(Beginning of Entries supplied)

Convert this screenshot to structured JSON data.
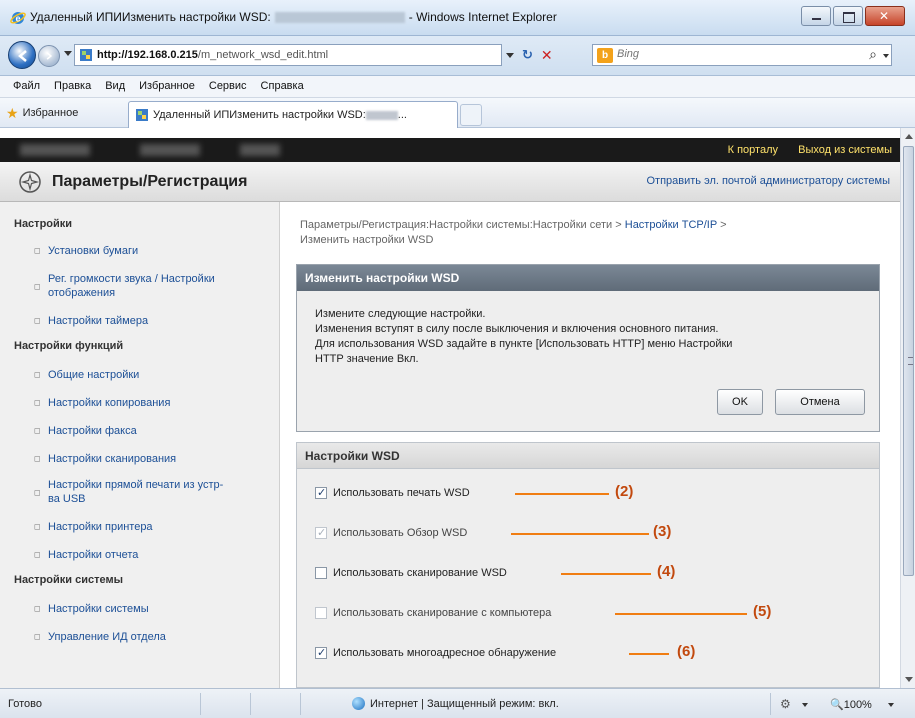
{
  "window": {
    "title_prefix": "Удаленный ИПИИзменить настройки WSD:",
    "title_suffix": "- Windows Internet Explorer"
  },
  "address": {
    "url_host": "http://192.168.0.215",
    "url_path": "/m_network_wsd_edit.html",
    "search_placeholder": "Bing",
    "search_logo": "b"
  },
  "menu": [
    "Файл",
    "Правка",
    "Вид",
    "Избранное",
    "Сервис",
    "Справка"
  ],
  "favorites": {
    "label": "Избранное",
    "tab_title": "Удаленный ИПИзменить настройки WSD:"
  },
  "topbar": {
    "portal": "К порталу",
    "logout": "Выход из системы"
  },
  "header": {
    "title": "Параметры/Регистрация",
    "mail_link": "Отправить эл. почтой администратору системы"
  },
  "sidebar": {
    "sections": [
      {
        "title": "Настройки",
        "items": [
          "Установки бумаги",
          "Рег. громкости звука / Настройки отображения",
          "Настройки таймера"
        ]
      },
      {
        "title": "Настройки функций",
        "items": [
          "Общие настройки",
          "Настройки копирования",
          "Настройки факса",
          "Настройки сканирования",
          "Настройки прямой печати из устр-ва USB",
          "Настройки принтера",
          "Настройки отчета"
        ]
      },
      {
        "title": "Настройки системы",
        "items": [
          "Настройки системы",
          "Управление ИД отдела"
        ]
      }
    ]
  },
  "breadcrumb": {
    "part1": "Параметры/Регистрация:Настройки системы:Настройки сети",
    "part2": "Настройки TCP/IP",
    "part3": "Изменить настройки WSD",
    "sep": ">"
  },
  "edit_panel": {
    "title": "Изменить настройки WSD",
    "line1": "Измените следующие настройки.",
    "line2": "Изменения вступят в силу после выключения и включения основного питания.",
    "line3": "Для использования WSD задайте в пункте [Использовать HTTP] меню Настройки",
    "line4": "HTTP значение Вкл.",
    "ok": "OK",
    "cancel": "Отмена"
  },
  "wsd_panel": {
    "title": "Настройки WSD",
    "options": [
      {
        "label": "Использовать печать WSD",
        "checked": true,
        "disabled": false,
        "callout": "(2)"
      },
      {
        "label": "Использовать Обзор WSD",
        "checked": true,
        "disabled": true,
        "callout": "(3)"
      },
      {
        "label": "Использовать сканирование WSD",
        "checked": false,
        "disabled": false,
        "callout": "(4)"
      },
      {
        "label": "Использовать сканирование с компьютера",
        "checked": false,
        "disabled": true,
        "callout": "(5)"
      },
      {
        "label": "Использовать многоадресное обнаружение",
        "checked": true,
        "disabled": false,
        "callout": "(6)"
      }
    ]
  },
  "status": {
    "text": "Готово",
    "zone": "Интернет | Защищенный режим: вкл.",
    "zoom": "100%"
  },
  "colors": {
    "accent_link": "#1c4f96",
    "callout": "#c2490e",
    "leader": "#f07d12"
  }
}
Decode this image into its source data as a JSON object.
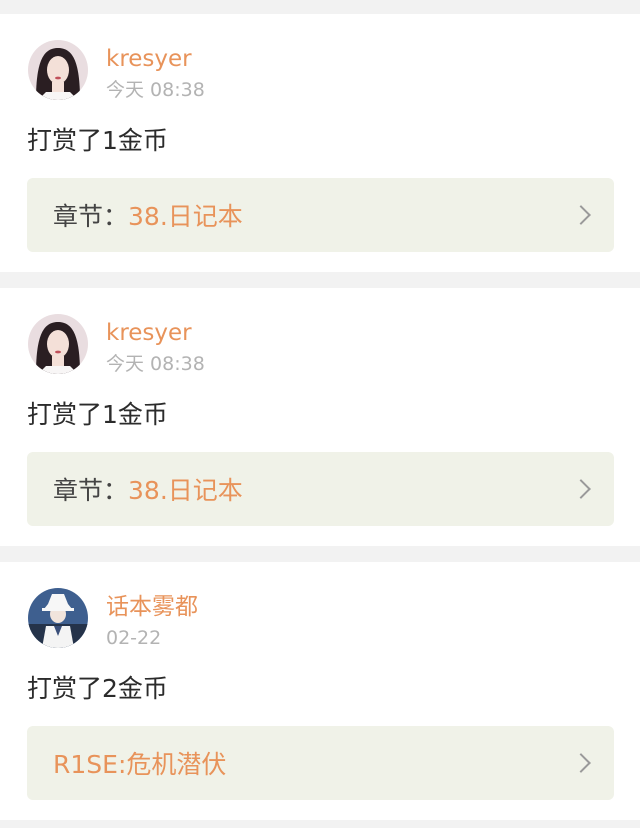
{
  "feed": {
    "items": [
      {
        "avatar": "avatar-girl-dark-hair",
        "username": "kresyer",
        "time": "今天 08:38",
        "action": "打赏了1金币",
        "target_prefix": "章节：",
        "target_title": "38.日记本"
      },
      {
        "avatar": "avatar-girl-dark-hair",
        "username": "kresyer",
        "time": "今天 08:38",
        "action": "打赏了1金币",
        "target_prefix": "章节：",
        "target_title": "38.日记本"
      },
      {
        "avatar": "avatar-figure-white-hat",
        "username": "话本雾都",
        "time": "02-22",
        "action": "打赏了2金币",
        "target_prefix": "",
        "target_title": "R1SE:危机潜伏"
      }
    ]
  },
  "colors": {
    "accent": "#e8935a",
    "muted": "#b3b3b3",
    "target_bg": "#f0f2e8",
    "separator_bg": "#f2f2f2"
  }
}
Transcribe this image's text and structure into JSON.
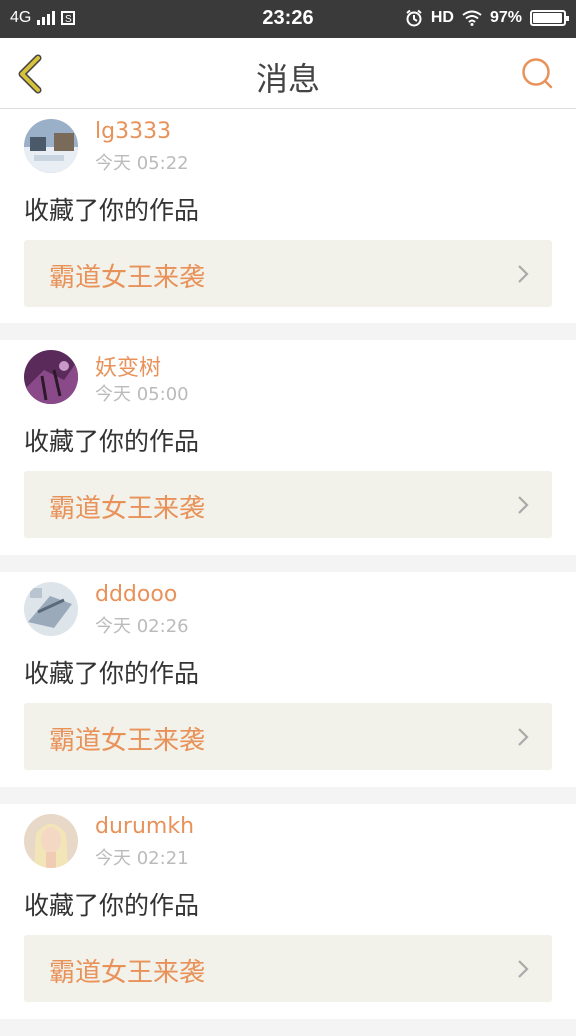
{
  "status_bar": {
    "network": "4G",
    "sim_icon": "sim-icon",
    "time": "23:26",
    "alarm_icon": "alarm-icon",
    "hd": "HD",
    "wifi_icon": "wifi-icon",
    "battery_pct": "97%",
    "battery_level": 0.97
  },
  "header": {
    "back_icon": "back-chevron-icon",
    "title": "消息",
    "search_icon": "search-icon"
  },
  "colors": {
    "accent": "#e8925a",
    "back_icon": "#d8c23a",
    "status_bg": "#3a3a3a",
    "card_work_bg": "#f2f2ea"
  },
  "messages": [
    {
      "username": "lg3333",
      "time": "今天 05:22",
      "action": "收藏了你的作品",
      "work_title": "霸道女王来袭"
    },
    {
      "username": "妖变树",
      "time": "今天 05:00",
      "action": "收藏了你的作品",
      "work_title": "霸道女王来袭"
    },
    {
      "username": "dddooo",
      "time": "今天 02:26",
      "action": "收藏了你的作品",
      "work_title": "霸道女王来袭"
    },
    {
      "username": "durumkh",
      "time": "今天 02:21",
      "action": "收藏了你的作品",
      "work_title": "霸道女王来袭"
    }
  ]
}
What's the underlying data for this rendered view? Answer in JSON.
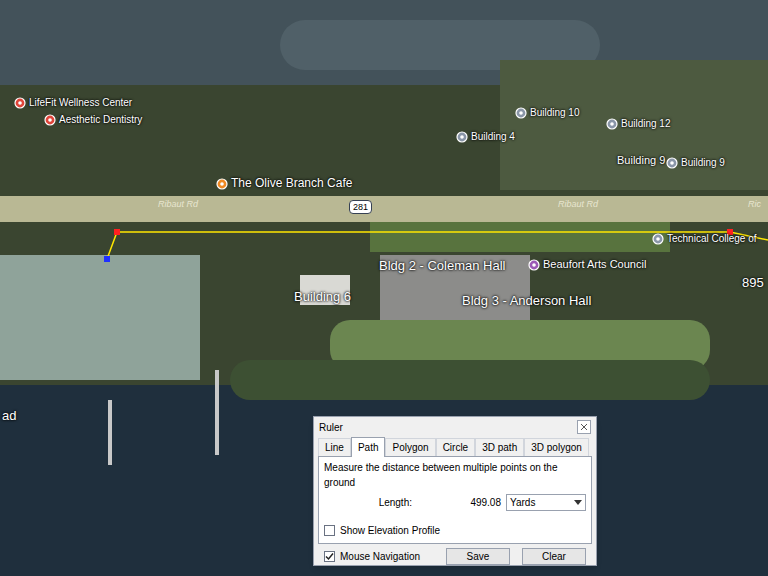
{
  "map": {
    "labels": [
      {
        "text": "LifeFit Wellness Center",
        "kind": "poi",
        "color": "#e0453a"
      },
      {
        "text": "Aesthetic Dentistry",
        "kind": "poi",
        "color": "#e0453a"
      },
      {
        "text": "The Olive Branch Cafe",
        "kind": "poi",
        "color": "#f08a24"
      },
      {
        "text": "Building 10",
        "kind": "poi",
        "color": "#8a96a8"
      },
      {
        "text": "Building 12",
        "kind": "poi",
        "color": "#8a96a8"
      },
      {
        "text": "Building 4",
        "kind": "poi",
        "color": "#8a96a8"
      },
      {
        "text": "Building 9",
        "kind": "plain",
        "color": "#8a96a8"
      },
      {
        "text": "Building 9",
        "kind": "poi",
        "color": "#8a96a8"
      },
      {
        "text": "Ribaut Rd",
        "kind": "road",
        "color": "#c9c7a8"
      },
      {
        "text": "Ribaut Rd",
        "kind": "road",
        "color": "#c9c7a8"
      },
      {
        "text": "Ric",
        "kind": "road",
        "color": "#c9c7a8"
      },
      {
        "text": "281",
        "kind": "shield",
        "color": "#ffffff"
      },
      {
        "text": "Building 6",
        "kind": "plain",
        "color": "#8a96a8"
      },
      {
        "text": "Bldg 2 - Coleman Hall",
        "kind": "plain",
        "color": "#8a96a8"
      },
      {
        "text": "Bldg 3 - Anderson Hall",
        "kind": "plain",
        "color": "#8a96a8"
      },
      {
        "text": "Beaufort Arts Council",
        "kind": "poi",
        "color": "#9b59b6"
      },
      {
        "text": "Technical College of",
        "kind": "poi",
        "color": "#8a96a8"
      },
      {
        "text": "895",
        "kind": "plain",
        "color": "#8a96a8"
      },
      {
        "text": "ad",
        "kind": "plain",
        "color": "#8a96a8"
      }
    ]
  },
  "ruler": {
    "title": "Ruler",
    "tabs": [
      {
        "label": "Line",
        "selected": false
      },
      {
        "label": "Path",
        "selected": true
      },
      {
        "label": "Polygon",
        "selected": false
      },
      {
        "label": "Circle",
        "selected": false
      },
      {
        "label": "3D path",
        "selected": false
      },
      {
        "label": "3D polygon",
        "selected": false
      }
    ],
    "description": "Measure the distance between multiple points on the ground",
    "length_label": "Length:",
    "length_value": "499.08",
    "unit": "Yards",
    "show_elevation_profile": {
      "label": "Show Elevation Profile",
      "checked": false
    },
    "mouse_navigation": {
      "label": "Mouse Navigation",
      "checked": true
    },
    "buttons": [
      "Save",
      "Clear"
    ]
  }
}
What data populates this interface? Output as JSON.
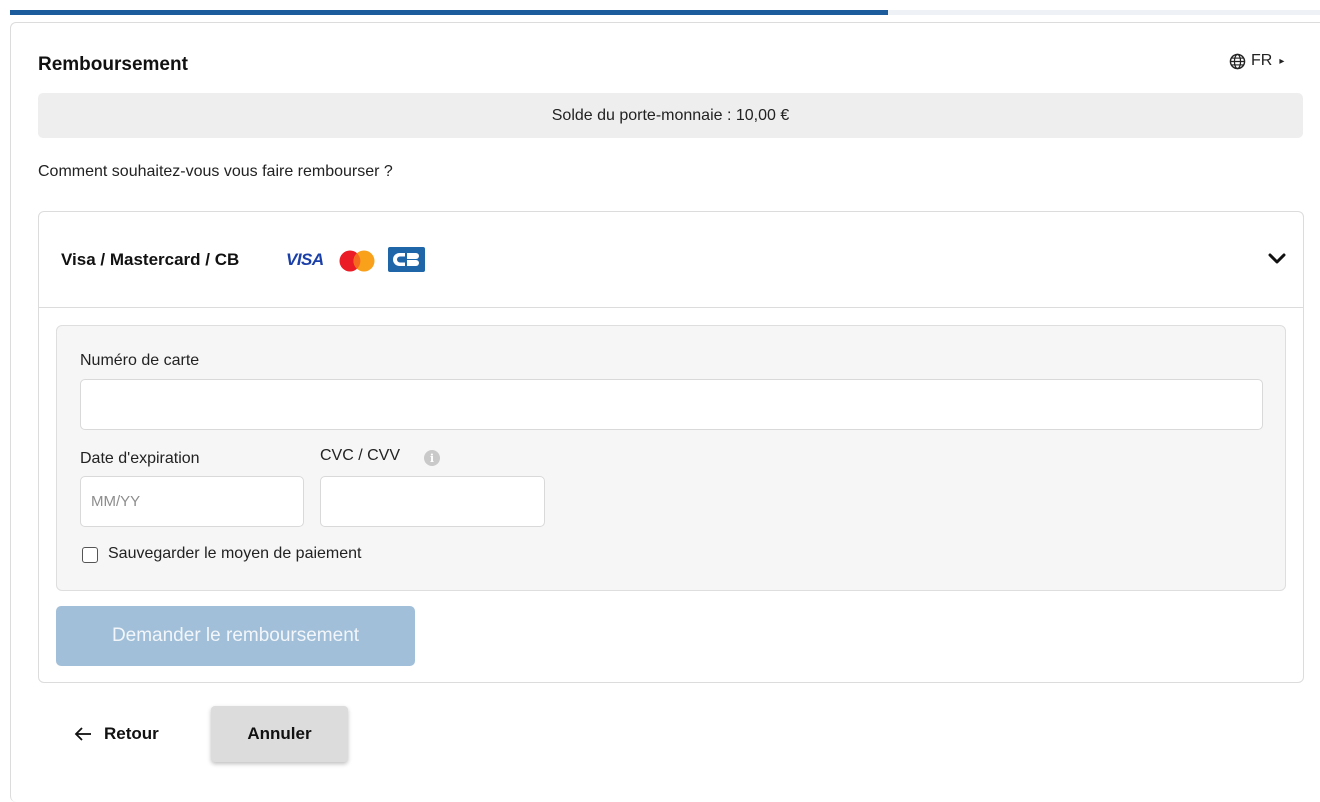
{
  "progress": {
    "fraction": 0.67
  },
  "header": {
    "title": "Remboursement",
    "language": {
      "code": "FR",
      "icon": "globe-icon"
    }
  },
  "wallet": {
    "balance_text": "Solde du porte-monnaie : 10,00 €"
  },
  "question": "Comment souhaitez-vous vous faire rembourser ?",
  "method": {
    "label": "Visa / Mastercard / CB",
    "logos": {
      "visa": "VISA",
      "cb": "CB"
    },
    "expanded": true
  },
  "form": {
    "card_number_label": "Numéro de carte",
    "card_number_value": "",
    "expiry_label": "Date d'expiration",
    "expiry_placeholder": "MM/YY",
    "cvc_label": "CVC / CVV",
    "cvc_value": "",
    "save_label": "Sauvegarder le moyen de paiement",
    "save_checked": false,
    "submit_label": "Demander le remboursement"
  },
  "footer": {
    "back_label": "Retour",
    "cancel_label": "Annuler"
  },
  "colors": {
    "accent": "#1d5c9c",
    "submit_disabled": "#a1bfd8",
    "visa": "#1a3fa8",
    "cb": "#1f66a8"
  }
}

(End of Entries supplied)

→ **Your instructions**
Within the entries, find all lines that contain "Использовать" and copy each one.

→ **Your solution**
    "line3": "Для использования WSD задайте в пункте [Использовать HTTP] меню Настройки",
        "label": "Использовать печать WSD",
        "label": "Использовать Обзор WSD",
        "label": "Использовать сканирование WSD",
        "label": "Использовать сканирование с компьютера",
        "label": "Использовать многоадресное обнаружение",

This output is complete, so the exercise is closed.